[Records from a data collection]
#####

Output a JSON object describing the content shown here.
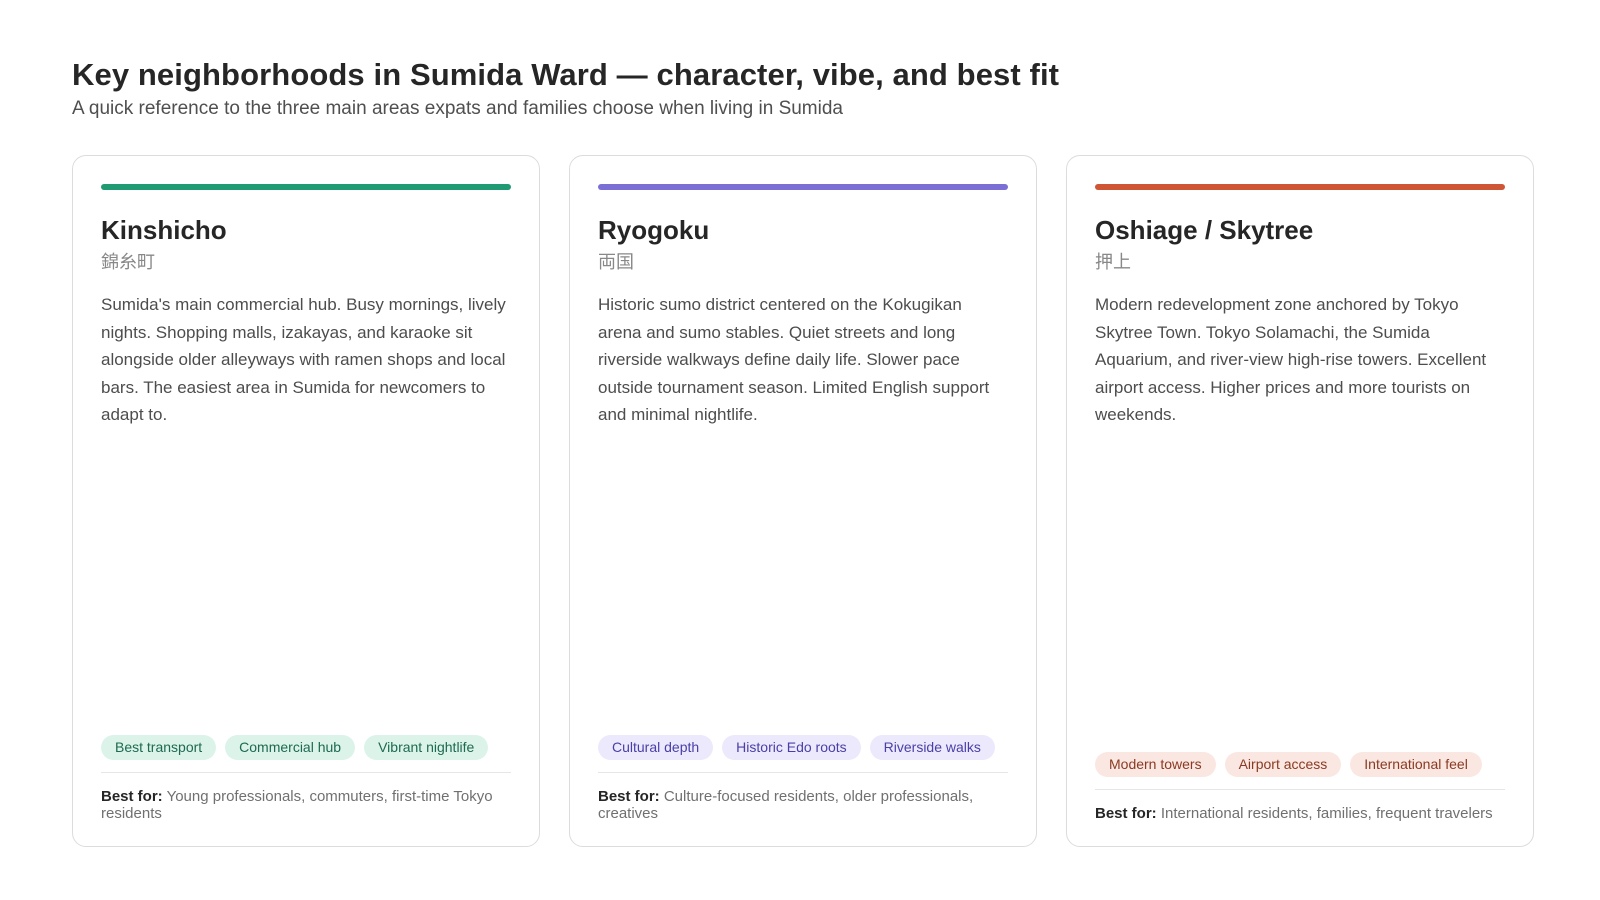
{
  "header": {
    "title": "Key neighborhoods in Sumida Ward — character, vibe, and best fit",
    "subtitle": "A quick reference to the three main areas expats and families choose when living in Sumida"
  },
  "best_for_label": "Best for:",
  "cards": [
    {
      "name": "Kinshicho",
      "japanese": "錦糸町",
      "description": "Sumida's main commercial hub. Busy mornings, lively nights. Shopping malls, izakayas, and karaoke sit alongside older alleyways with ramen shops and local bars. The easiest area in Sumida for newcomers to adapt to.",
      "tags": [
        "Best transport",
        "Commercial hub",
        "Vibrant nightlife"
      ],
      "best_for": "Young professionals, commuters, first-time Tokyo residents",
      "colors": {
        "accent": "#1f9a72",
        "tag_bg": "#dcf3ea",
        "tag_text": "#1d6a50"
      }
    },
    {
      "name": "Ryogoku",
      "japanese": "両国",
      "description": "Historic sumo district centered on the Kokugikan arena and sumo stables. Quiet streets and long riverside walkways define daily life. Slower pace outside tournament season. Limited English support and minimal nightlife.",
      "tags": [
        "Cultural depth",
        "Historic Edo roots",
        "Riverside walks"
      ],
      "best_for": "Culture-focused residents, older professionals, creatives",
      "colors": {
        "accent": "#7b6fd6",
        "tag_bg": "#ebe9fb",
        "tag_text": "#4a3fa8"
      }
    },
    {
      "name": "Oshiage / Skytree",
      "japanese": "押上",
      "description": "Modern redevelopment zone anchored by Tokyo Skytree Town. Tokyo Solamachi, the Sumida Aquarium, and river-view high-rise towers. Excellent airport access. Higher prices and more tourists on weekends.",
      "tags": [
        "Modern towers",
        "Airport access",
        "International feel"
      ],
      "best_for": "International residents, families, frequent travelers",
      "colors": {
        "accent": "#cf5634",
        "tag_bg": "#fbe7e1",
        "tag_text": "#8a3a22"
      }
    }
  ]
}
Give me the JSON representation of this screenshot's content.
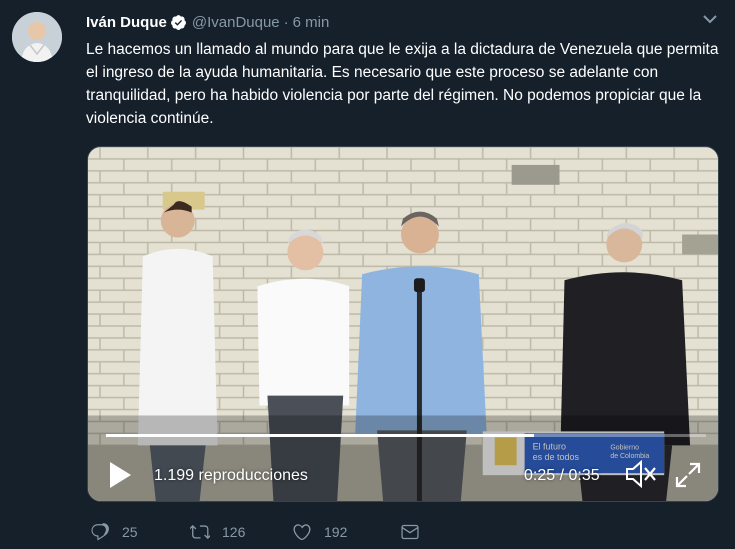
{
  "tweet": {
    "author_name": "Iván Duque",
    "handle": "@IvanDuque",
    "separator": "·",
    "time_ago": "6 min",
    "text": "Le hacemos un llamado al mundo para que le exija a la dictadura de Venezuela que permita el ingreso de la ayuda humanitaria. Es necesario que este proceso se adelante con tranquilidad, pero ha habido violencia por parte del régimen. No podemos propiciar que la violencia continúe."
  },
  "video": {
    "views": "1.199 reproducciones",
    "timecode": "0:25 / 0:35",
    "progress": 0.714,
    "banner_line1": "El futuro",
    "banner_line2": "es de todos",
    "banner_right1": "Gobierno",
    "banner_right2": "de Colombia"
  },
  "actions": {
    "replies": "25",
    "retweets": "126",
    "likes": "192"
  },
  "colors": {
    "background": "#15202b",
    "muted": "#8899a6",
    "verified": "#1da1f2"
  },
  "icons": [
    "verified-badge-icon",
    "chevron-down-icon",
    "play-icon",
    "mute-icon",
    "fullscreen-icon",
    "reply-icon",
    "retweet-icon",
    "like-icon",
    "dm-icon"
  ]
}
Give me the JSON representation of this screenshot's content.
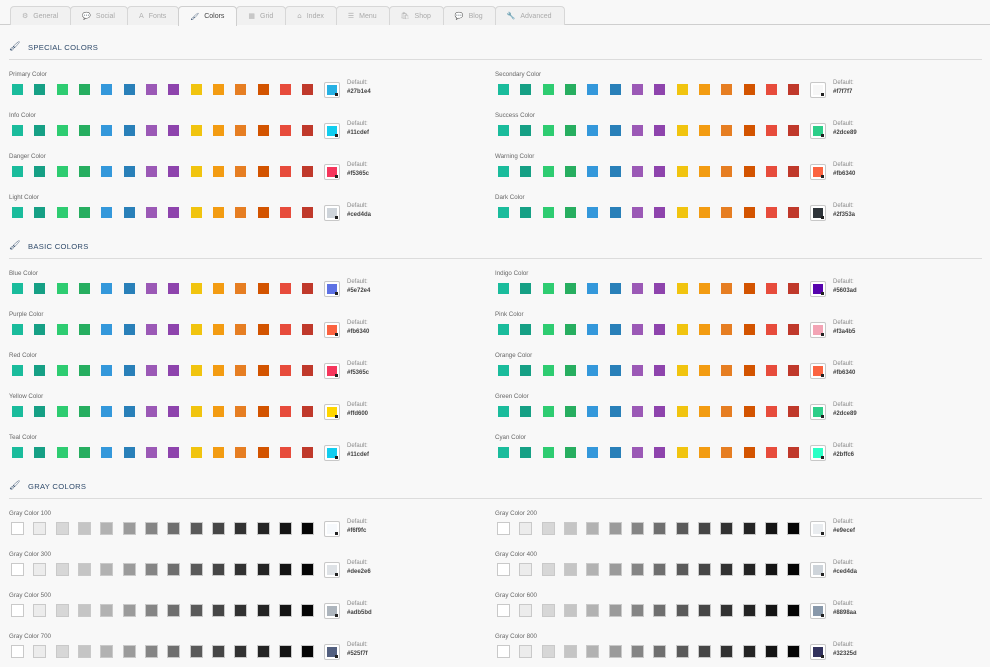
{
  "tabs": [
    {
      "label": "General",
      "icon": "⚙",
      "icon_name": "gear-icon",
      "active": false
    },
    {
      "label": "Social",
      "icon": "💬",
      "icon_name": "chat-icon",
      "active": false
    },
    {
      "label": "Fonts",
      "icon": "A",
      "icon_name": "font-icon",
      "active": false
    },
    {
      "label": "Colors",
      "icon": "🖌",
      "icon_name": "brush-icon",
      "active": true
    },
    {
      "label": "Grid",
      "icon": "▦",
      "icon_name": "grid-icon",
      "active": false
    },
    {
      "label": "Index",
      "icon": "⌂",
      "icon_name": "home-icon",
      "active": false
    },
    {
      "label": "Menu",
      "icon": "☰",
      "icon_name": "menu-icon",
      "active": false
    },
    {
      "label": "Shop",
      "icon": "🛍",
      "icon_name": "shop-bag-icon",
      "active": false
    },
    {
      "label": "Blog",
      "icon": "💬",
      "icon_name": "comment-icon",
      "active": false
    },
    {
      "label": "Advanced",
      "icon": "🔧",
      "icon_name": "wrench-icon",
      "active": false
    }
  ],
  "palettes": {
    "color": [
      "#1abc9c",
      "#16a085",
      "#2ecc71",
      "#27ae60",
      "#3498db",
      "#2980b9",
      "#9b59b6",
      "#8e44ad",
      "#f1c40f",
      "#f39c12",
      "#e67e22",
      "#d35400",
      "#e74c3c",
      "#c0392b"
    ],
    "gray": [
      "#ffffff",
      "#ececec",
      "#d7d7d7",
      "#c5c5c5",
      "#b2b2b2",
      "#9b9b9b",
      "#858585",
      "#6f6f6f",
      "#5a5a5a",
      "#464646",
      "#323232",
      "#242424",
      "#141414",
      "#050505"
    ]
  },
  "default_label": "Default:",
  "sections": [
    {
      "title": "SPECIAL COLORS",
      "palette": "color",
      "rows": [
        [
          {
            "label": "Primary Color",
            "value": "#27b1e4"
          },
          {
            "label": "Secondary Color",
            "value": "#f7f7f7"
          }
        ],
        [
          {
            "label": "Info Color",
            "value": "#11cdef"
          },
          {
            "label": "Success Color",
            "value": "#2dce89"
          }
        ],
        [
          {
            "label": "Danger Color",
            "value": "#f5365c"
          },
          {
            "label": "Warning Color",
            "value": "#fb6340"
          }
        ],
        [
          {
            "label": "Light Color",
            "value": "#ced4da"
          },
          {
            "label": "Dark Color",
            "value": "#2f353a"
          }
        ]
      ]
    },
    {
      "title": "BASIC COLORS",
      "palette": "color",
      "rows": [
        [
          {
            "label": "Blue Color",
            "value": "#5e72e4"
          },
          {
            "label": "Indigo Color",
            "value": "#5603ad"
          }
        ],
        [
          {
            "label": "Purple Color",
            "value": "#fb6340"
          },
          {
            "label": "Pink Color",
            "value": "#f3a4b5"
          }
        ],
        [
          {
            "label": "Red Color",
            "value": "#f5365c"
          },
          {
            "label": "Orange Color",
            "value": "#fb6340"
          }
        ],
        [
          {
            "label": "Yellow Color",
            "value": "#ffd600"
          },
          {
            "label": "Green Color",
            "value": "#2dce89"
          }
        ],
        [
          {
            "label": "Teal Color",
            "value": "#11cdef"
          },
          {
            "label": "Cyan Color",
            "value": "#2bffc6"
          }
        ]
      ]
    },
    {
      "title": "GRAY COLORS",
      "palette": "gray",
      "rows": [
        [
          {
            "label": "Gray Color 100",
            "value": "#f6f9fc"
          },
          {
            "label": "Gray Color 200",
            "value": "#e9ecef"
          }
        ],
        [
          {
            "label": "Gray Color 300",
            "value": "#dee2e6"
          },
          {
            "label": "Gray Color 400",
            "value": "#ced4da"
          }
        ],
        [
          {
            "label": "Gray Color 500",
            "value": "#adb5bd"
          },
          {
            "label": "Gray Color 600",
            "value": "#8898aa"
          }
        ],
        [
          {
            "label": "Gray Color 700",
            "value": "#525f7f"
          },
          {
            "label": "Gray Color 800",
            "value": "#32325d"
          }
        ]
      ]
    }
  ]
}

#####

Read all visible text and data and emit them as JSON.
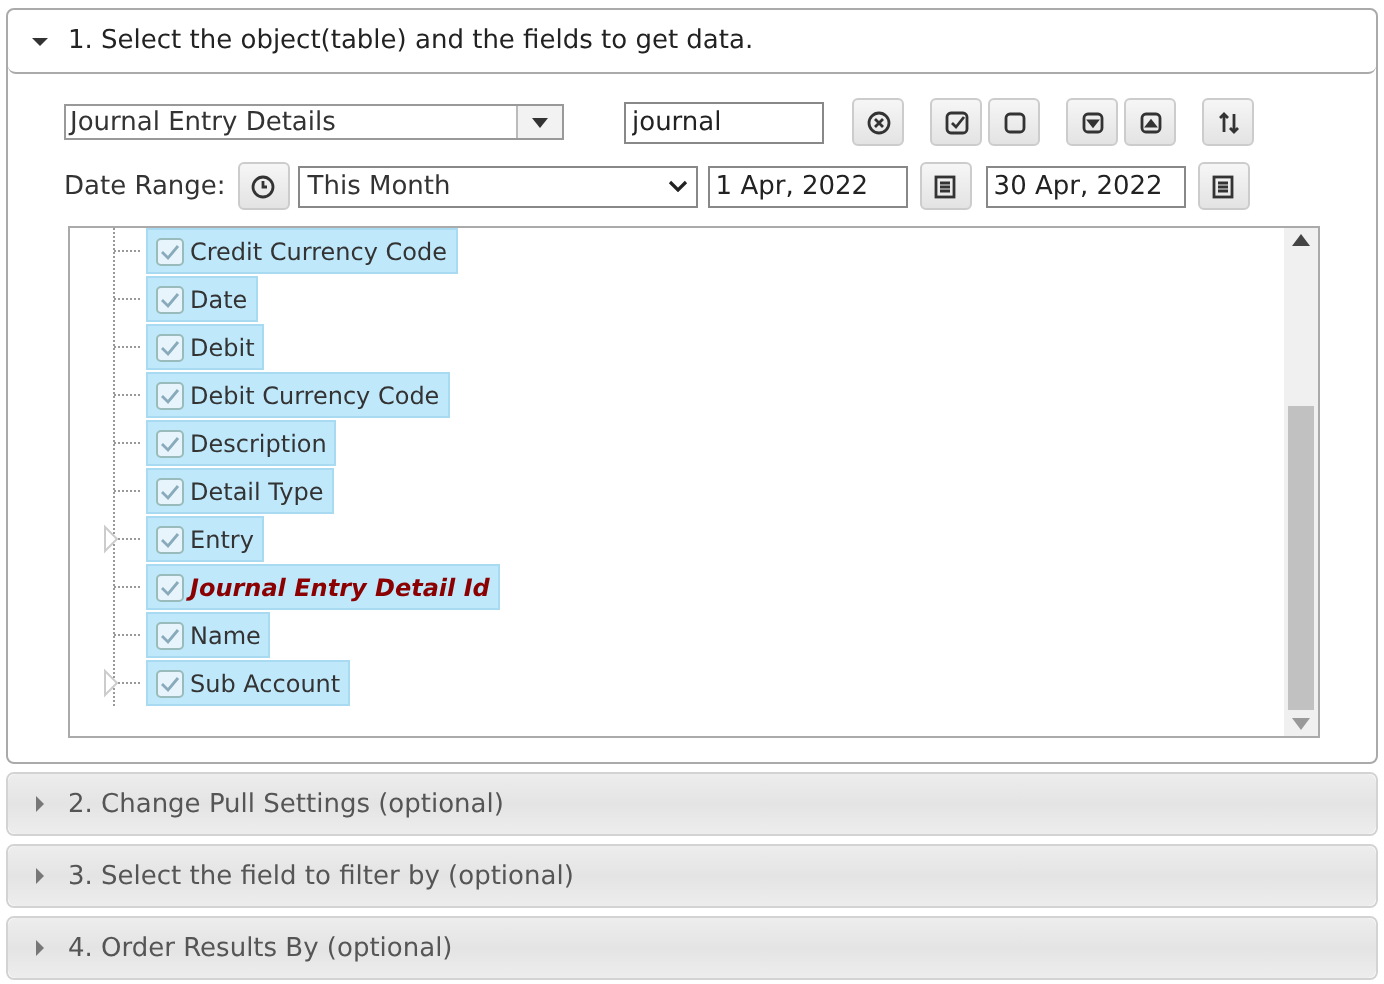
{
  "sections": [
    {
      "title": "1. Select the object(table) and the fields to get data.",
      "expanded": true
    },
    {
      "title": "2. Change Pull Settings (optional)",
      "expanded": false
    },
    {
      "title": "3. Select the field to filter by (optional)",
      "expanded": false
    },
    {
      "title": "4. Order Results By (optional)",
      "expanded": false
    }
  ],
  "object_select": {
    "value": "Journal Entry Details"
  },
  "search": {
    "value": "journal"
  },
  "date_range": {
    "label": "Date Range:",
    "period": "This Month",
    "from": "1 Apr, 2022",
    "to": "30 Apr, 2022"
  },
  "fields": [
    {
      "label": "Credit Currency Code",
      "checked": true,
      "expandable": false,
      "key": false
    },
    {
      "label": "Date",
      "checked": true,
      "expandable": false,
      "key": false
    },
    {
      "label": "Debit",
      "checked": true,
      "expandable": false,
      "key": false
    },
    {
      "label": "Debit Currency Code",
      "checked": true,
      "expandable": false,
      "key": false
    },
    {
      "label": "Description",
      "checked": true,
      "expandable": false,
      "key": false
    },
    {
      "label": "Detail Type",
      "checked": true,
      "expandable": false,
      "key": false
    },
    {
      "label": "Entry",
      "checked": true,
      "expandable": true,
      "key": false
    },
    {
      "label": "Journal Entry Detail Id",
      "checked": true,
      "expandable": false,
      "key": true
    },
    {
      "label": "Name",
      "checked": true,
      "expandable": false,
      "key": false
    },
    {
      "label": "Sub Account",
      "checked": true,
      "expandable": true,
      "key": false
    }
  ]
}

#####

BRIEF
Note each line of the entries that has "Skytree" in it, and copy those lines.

EXERCISE OUTPUT
      "name": "Oshiage / Skytree",
      "description": "Modern redevelopment zone anchored by Tokyo Skytree Town. Tokyo Solamachi, the Sumida Aquarium, and river-view high-rise towers. Excellent airport access. Higher prices and more tourists on weekends.",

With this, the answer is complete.